This offers students the exciting prospect of investigating a topic of special interest to them. The Extended Essay is an in-depth study of a limited topic chosen from one of your subjects on the IB Diploma programme. Emphasis is placed on the development in skills of organization and expression of coherent and logical ideas. Students will be personally supervised by a dedicated tutor and supported by the librarian. The Extended Essay is externally assessed and points are awarded together with the Theory of Knowledge oral presentation and essay. The experience of writing this essay will benefit students both academically and intellectually. Students will gain confidence in terms of the substantial piece of individual work achieved and become acquainted with the process of research and information processing – all key skills expected at university or in the business world.

Creativity, Activity, Service (CAS)

The Creativity, Activity, Service element encourages students to be involved in creative pursuits, physical activities and community projects at local, national and international levels. Students will work towards gaining the Duke of Edinburgh Award at Bronze, Silver or Gold Level.

The IB curriculum offers a complete educational programme in which the experiential parts of the curriculum are of comparable importance to the traditional academic subjects. CAS has the same status as each of the six academic subjects required for the IB Diploma, the Extended Essay and Theory of Knowledge. The philosophy behind completing CAS is that some essential aspects of education sometimes take place outside the classroom or examination hall and in the ‘real world’ – experiencing first hand ‘life’ lessons.

Assessment for CAS is through self-evaluation, followed by peer and teacher evaluation of your involvement in a series of projects. The projects are wide ranging and cover sports and expeditions to Arts projects and Charity involvement such as working with local community projects and attending international student conferences.

Theory of Knowledge (TOK)

The Theory of Knowledge course is designed to develop a coherent approach to learning across all academic areas and encourages appreciation of other cultural perspectives. It is the ‘glue’ that binds the Diploma together. Run in seminars students are expected to contribute to class discussions, reflecting on what it means to know something – for example ‘What makes a great piece of art?’ ‘To what extent am I influenced by my culture?’ to ‘How can I know what is right?’

In TOK there may not be a right or wrong answer but it will ask students to develop an awareness of how knowledge is constructed, evaluated and renewed by societies and individuals.
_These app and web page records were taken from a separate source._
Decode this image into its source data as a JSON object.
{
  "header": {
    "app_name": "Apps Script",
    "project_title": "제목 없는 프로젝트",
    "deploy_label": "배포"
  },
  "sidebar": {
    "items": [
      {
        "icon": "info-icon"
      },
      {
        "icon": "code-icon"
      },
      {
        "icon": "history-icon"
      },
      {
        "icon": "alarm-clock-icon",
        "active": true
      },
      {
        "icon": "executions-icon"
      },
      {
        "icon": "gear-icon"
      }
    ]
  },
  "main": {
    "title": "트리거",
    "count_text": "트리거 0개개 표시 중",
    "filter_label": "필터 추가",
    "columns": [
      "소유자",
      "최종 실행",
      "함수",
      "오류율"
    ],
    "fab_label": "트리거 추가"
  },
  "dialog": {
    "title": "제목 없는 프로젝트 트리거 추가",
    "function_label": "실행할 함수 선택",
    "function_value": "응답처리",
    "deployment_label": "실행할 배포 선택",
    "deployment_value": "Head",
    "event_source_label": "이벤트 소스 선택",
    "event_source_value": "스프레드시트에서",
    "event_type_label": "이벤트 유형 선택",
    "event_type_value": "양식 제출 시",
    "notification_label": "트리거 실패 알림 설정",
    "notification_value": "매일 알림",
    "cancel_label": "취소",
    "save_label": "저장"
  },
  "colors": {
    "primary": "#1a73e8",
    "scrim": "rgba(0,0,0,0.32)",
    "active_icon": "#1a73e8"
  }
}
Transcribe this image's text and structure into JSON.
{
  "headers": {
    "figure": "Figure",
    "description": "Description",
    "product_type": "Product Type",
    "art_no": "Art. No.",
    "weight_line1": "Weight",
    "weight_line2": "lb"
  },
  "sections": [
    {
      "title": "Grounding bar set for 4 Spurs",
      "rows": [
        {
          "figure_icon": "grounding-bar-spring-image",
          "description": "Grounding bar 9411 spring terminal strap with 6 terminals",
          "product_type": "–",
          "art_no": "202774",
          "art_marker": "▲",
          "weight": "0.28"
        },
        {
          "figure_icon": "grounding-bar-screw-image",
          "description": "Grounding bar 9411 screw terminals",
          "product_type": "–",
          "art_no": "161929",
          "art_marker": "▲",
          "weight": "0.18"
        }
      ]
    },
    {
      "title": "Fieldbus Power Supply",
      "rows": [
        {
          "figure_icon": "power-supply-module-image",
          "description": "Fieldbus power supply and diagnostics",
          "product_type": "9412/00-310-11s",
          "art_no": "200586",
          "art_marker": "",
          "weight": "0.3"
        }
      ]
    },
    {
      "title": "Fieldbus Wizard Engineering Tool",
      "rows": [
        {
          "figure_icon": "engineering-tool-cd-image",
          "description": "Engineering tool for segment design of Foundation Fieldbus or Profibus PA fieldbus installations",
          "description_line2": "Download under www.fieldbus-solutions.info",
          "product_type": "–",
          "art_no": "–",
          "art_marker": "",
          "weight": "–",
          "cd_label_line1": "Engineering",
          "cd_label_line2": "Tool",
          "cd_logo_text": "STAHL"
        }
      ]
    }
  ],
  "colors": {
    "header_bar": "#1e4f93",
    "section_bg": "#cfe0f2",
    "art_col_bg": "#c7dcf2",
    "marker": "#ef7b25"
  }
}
Students learning experiences will focus on real and very topical issues and students will be encouraged to develop their presentation and group work skills.

Students will receive on – going feedback from the TOK Coordinator and a dedicated tutor before completing an internally assessed oral presentation (which will be research and presented by groups of two to three students) and an externally assessed TOK essay from a choice of themes.